The ‘Anti-Human Trafficking Law No. 6′ adopted by the Kurdistan Region Parliament in 2018 was the first of its kind in the KRI. SEED continues to advocate for further implementation by all law enforcement agencies and the judiciary in relevant cases across Kurdistan. The KRG TIP Police receive specialized training and technical assistance from SEED, on implementation practices such as referral pathways, so that those most in need get access to the shelter. These referral pathways and providing protection through shelter were some of the key recommendations in SEED’s 2019 Trafficking in Persons Report. In its first year the STEPS Center received most of its referrals via the KRG’s Directorate of Anti-Trafficking.

Looking Forward into 2021 and Beyond

Our first year was full of challenges, especially operating under the constraints of COVID-19, but SEED remains fully committed to combating human trafficking in Kurdistan by protecting, empowering and supporting the recovery of survivors of human trafficking. The STEPS Center plays an integral role in seeing that commitment realized. By providing a safe space for survivors to start their individual recovery and stabilization, SEED is supporting men, women and children who have experienced human trafficking in Kurdistan to live with meaning and dignity, on their terms.
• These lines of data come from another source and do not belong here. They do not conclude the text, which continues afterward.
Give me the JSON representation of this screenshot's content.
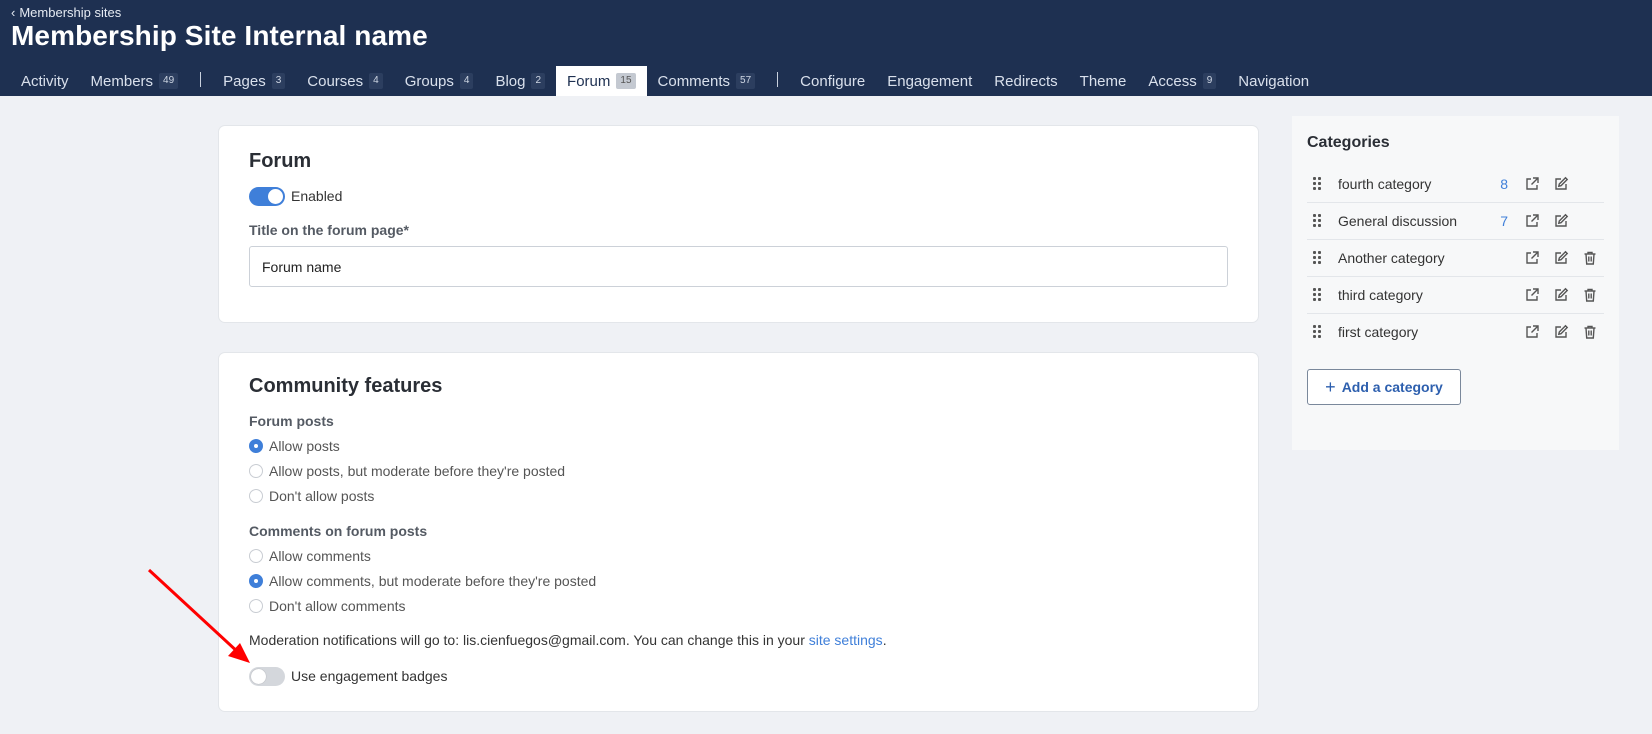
{
  "header": {
    "breadcrumb": "Membership sites",
    "title": "Membership Site Internal name",
    "tabs": [
      {
        "label": "Activity",
        "count": ""
      },
      {
        "label": "Members",
        "count": "49"
      },
      {
        "label": "Pages",
        "count": "3"
      },
      {
        "label": "Courses",
        "count": "4"
      },
      {
        "label": "Groups",
        "count": "4"
      },
      {
        "label": "Blog",
        "count": "2"
      },
      {
        "label": "Forum",
        "count": "15"
      },
      {
        "label": "Comments",
        "count": "57"
      },
      {
        "label": "Configure",
        "count": ""
      },
      {
        "label": "Engagement",
        "count": ""
      },
      {
        "label": "Redirects",
        "count": ""
      },
      {
        "label": "Theme",
        "count": ""
      },
      {
        "label": "Access",
        "count": "9"
      },
      {
        "label": "Navigation",
        "count": ""
      }
    ],
    "active_tab": "Forum"
  },
  "forum_card": {
    "heading": "Forum",
    "toggle_label": "Enabled",
    "toggle_on": true,
    "title_label": "Title on the forum page*",
    "title_value": "Forum name"
  },
  "community_card": {
    "heading": "Community features",
    "posts_label": "Forum posts",
    "posts_options": [
      "Allow posts",
      "Allow posts, but moderate before they're posted",
      "Don't allow posts"
    ],
    "posts_selected": "Allow posts",
    "comments_label": "Comments on forum posts",
    "comments_options": [
      "Allow comments",
      "Allow comments, but moderate before they're posted",
      "Don't allow comments"
    ],
    "comments_selected": "Allow comments, but moderate before they're posted",
    "note_text": "Moderation notifications will go to: lis.cienfuegos@gmail.com. You can change this in your ",
    "note_link": "site settings",
    "note_end": ".",
    "badges_label": "Use engagement badges",
    "badges_on": false
  },
  "sidebar": {
    "title": "Categories",
    "categories": [
      {
        "name": "fourth category",
        "count": "8",
        "deletable": false
      },
      {
        "name": "General discussion",
        "count": "7",
        "deletable": false
      },
      {
        "name": "Another category",
        "count": "",
        "deletable": true
      },
      {
        "name": "third category",
        "count": "",
        "deletable": true
      },
      {
        "name": "first category",
        "count": "",
        "deletable": true
      }
    ],
    "add_label": "Add a category"
  },
  "colors": {
    "header_bg": "#1e3051",
    "accent": "#3f7fd9",
    "annotation_arrow": "#ff0000"
  }
}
SEED is honored to be in a position to provide safe shelter and protection services to individuals who have experienced labor and sexual exploitation in Kurdistan and Iraq. Over the last year, supporting and listening to 70 individuals at the STEPS Center has taught us a lot about what survivors need, and we will continue to listen and respond in a trauma-informed, survivor-centered manner. As we move into 2021, STEPS Center staff look forward to supporting many more individuals find safety, recovery and the opportunity to meaningfully choose their next steps.
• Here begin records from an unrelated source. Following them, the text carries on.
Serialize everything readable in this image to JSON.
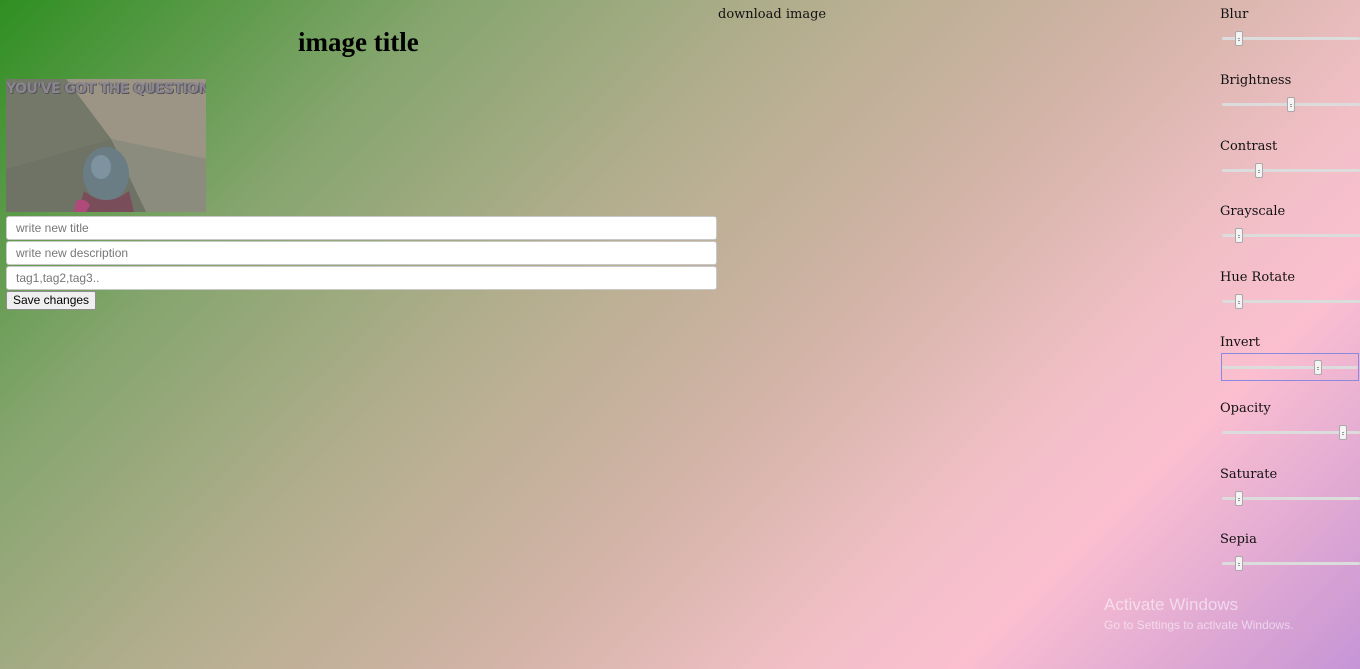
{
  "header": {
    "download_label": "download image",
    "title": "image title"
  },
  "image": {
    "caption": "YOU'VE GOT THE QUESTIONS"
  },
  "form": {
    "title_placeholder": "write new title",
    "description_placeholder": "write new description",
    "tags_placeholder": "tag1,tag2,tag3..",
    "save_label": "Save changes"
  },
  "filters": [
    {
      "label": "Blur",
      "value": 0.1
    },
    {
      "label": "Brightness",
      "value": 0.5
    },
    {
      "label": "Contrast",
      "value": 0.25
    },
    {
      "label": "Grayscale",
      "value": 0.1
    },
    {
      "label": "Hue Rotate",
      "value": 0.1
    },
    {
      "label": "Invert",
      "value": 0.72
    },
    {
      "label": "Opacity",
      "value": 0.9
    },
    {
      "label": "Saturate",
      "value": 0.1
    },
    {
      "label": "Sepia",
      "value": 0.1
    }
  ],
  "watermark": {
    "title": "Activate Windows",
    "subtitle": "Go to Settings to activate Windows."
  }
}
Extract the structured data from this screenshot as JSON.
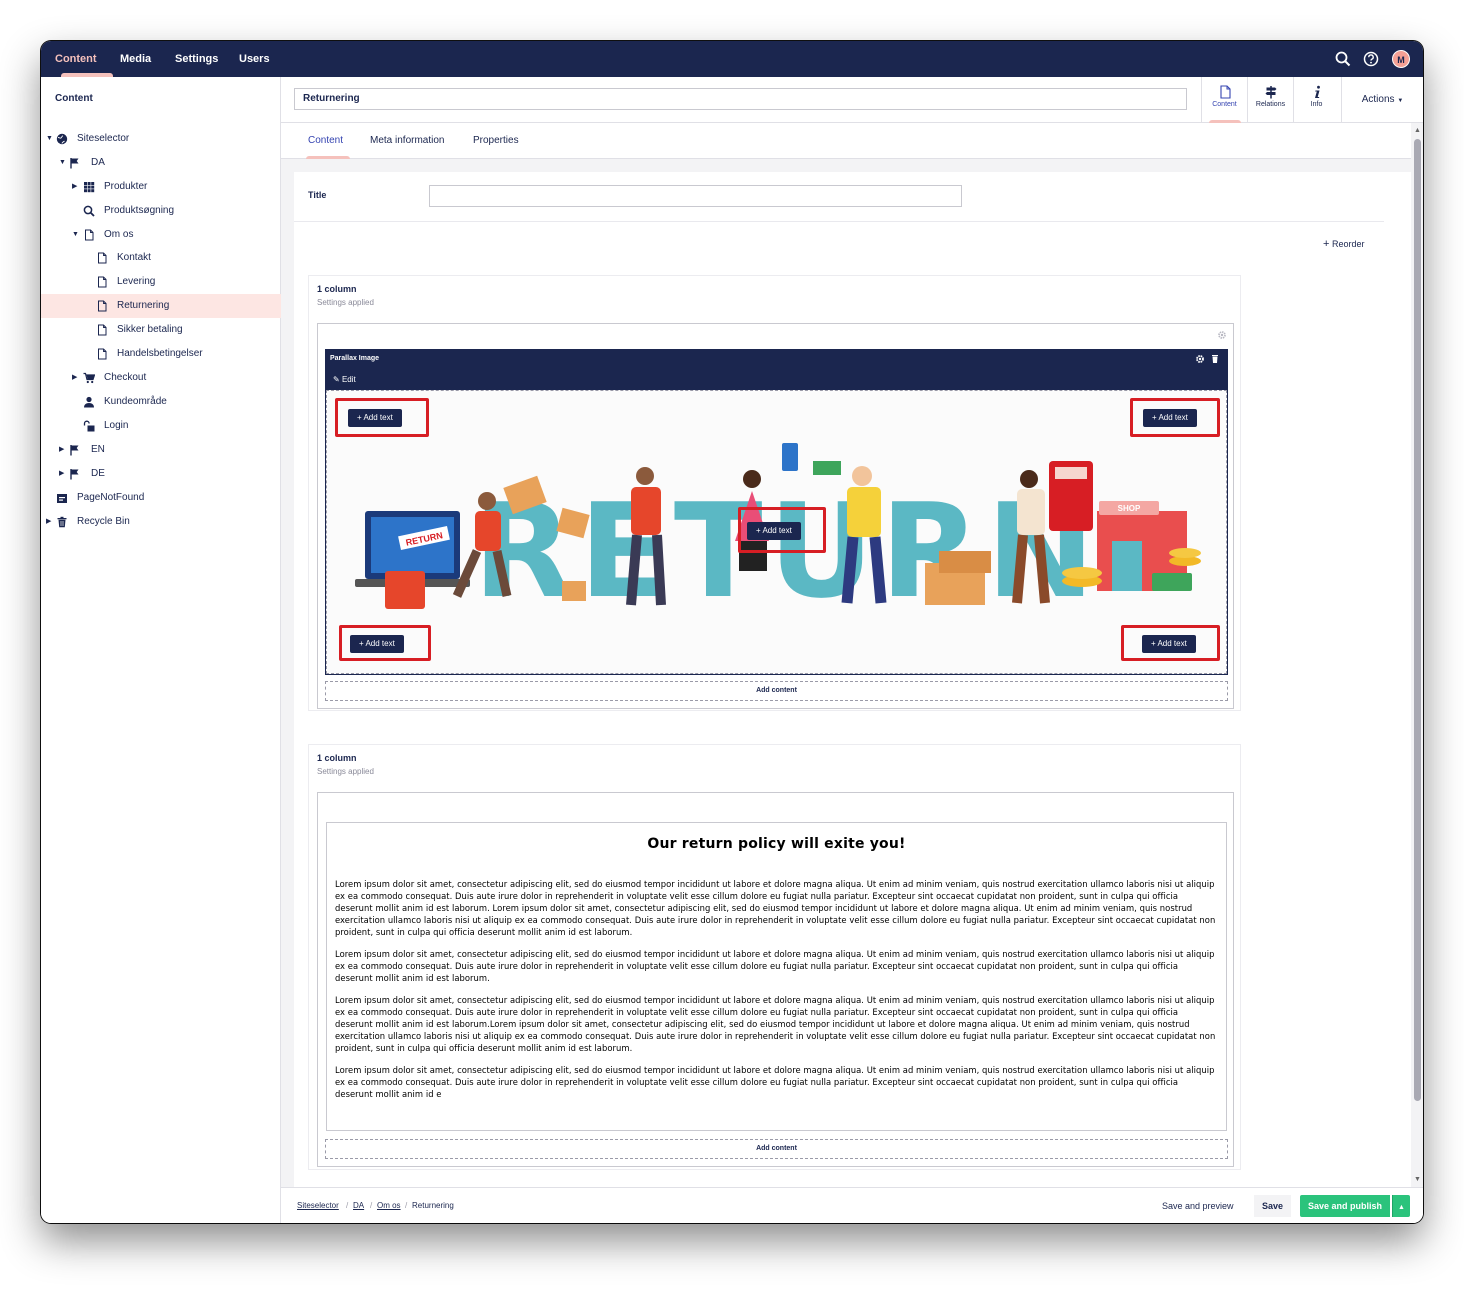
{
  "topnav": {
    "sections": [
      "Content",
      "Media",
      "Settings",
      "Users"
    ],
    "avatar": "M"
  },
  "sidebar": {
    "title": "Content",
    "tree": [
      {
        "label": "Siteselector",
        "icon": "globe-icon"
      },
      {
        "label": "DA",
        "icon": "flag-icon"
      },
      {
        "label": "Produkter",
        "icon": "grid-icon"
      },
      {
        "label": "Produktsøgning",
        "icon": "search-icon"
      },
      {
        "label": "Om os",
        "icon": "document-icon"
      },
      {
        "label": "Kontakt",
        "icon": "document-icon"
      },
      {
        "label": "Levering",
        "icon": "document-icon"
      },
      {
        "label": "Returnering",
        "icon": "document-icon"
      },
      {
        "label": "Sikker betaling",
        "icon": "document-icon"
      },
      {
        "label": "Handelsbetingelser",
        "icon": "document-icon"
      },
      {
        "label": "Checkout",
        "icon": "cart-icon"
      },
      {
        "label": "Kundeområde",
        "icon": "user-icon"
      },
      {
        "label": "Login",
        "icon": "unlock-icon"
      },
      {
        "label": "EN",
        "icon": "flag-icon"
      },
      {
        "label": "DE",
        "icon": "flag-icon"
      },
      {
        "label": "PageNotFound",
        "icon": "calendar-icon"
      },
      {
        "label": "Recycle Bin",
        "icon": "trash-icon"
      }
    ]
  },
  "header": {
    "node_name": "Returnering",
    "apps": [
      "Content",
      "Relations",
      "Info"
    ],
    "actions_label": "Actions"
  },
  "tabs": [
    "Content",
    "Meta information",
    "Properties"
  ],
  "editor": {
    "title_label": "Title",
    "title_value": "",
    "reorder_label": "Reorder",
    "sections": [
      {
        "title": "1 column",
        "subtitle": "Settings applied",
        "block_title": "Parallax Image",
        "edit_label": "Edit",
        "image_text": "RETURN",
        "image_sign": "SHOP",
        "add_text_label": "Add text",
        "add_content_label": "Add content"
      },
      {
        "title": "1 column",
        "subtitle": "Settings applied",
        "heading": "Our return policy will exite you!",
        "paragraphs": [
          "Lorem ipsum dolor sit amet, consectetur adipiscing elit, sed do eiusmod tempor incididunt ut labore et dolore magna aliqua. Ut enim ad minim veniam, quis nostrud exercitation ullamco laboris nisi ut aliquip ex ea commodo consequat. Duis aute irure dolor in reprehenderit in voluptate velit esse cillum dolore eu fugiat nulla pariatur. Excepteur sint occaecat cupidatat non proident, sunt in culpa qui officia deserunt mollit anim id est laborum. Lorem ipsum dolor sit amet, consectetur adipiscing elit, sed do eiusmod tempor incididunt ut labore et dolore magna aliqua. Ut enim ad minim veniam, quis nostrud exercitation ullamco laboris nisi ut aliquip ex ea commodo consequat. Duis aute irure dolor in reprehenderit in voluptate velit esse cillum dolore eu fugiat nulla pariatur. Excepteur sint occaecat cupidatat non proident, sunt in culpa qui officia deserunt mollit anim id est laborum.",
          "Lorem ipsum dolor sit amet, consectetur adipiscing elit, sed do eiusmod tempor incididunt ut labore et dolore magna aliqua. Ut enim ad minim veniam, quis nostrud exercitation ullamco laboris nisi ut aliquip ex ea commodo consequat. Duis aute irure dolor in reprehenderit in voluptate velit esse cillum dolore eu fugiat nulla pariatur. Excepteur sint occaecat cupidatat non proident, sunt in culpa qui officia deserunt mollit anim id est laborum.",
          "Lorem ipsum dolor sit amet, consectetur adipiscing elit, sed do eiusmod tempor incididunt ut labore et dolore magna aliqua. Ut enim ad minim veniam, quis nostrud exercitation ullamco laboris nisi ut aliquip ex ea commodo consequat. Duis aute irure dolor in reprehenderit in voluptate velit esse cillum dolore eu fugiat nulla pariatur. Excepteur sint occaecat cupidatat non proident, sunt in culpa qui officia deserunt mollit anim id est laborum.Lorem ipsum dolor sit amet, consectetur adipiscing elit, sed do eiusmod tempor incididunt ut labore et dolore magna aliqua. Ut enim ad minim veniam, quis nostrud exercitation ullamco laboris nisi ut aliquip ex ea commodo consequat. Duis aute irure dolor in reprehenderit in voluptate velit esse cillum dolore eu fugiat nulla pariatur. Excepteur sint occaecat cupidatat non proident, sunt in culpa qui officia deserunt mollit anim id est laborum.",
          "Lorem ipsum dolor sit amet, consectetur adipiscing elit, sed do eiusmod tempor incididunt ut labore et dolore magna aliqua. Ut enim ad minim veniam, quis nostrud exercitation ullamco laboris nisi ut aliquip ex ea commodo consequat. Duis aute irure dolor in reprehenderit in voluptate velit esse cillum dolore eu fugiat nulla pariatur. Excepteur sint occaecat cupidatat non proident, sunt in culpa qui officia deserunt mollit anim id e"
        ],
        "add_content_label": "Add content"
      }
    ]
  },
  "footer": {
    "breadcrumb": [
      "Siteselector",
      "DA",
      "Om os",
      "Returnering"
    ],
    "save_preview_label": "Save and preview",
    "save_label": "Save",
    "publish_label": "Save and publish"
  },
  "colors": {
    "header_bg": "#1b264f",
    "accent_pink": "#f5c1bc",
    "publish_green": "#2bc37c",
    "highlight_red": "#d71e24",
    "selected_bg": "#fde6e3"
  }
}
SEED is grateful for the generous and continued support of the United States Government for SEED’s anti-trafficking programming. There are also a number of private donations that support this work for which we are thankful. SEED is also fortunate to have recently received a new grant from the Government of the Netherlands, which will support some of our anti-trafficking work in 2021.

*Names and minor details have been changed to protect client confidentiality